The apricot tree is a deciduous tree that is easy to grow. Its fruit, the apricot, is a stone-bearing fruit like peaches and plums. Apricot trees have a quick rate of growth and live an average of 20 to 30 years. They are self-pollinating which means they do not need another tree nearby to pollinate the flowers. The flowers and buds are highly susceptible to cold and frost damage.
Fertilizer When Planting
When planting the apricot tree, the first thing to consider is the pH of the soil. The pH should be between 6.0 and 6.5. A soil test can reveal your pH. A starter fertilizer mixed with water or some bone meal can be added to the planting hole. Regular fertilizer should not be added at this time as it is too strong for the young apricot tree.
Fertilizing First Year Trees
After planting, wait 3 weeks or until rains have caused the soil to settle fully around the tree. Use a general purpose fertilizer 10-10-10. Spread ½ pound around the apricot tree about 18 to 24 inches away from the trunk. Too much fertilizer or fertilizer applied too close to the tree can cause fertilizer burn.
Fertilizing in Subsequent Years
Measure the diameter of the trunk one foot above ground level. For every inch of diameter, use one pound of 10-10-10 fertilizer. Apply at a distance of 18 to 24 inches from the trunk. Alternately, you may wish to spread a 6 inch band of calcium nitrate at a rate of 2/3 pound per inch of trunk diameter within the drip line of the trees branches and broadcast ½ pound per inch of trunk diameter a mix of sulfate of potash-magnesia (sul-po-mag). Apply ½ the dose in April and the other half in May.
The above recommendations should be followed if the tree is setting fruit. If the tree is not setting fruit, do not add fertilizer. The lack of fruit is not necessarily a sign of low soil nutrients but could be the result of a spring frost that damaged the flowers or young fruit. Wait until the following spring to see if the tree bears fruit. If it does not, a soil test may help determine if the problem is nutritional.
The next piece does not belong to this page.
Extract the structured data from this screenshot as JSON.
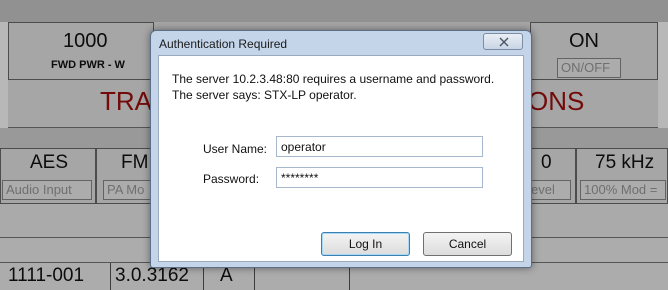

Sources: Utah State University Extension: Apricot – The Versatile Fruit
University of New Hampshire: Fertilizing Fruit Trees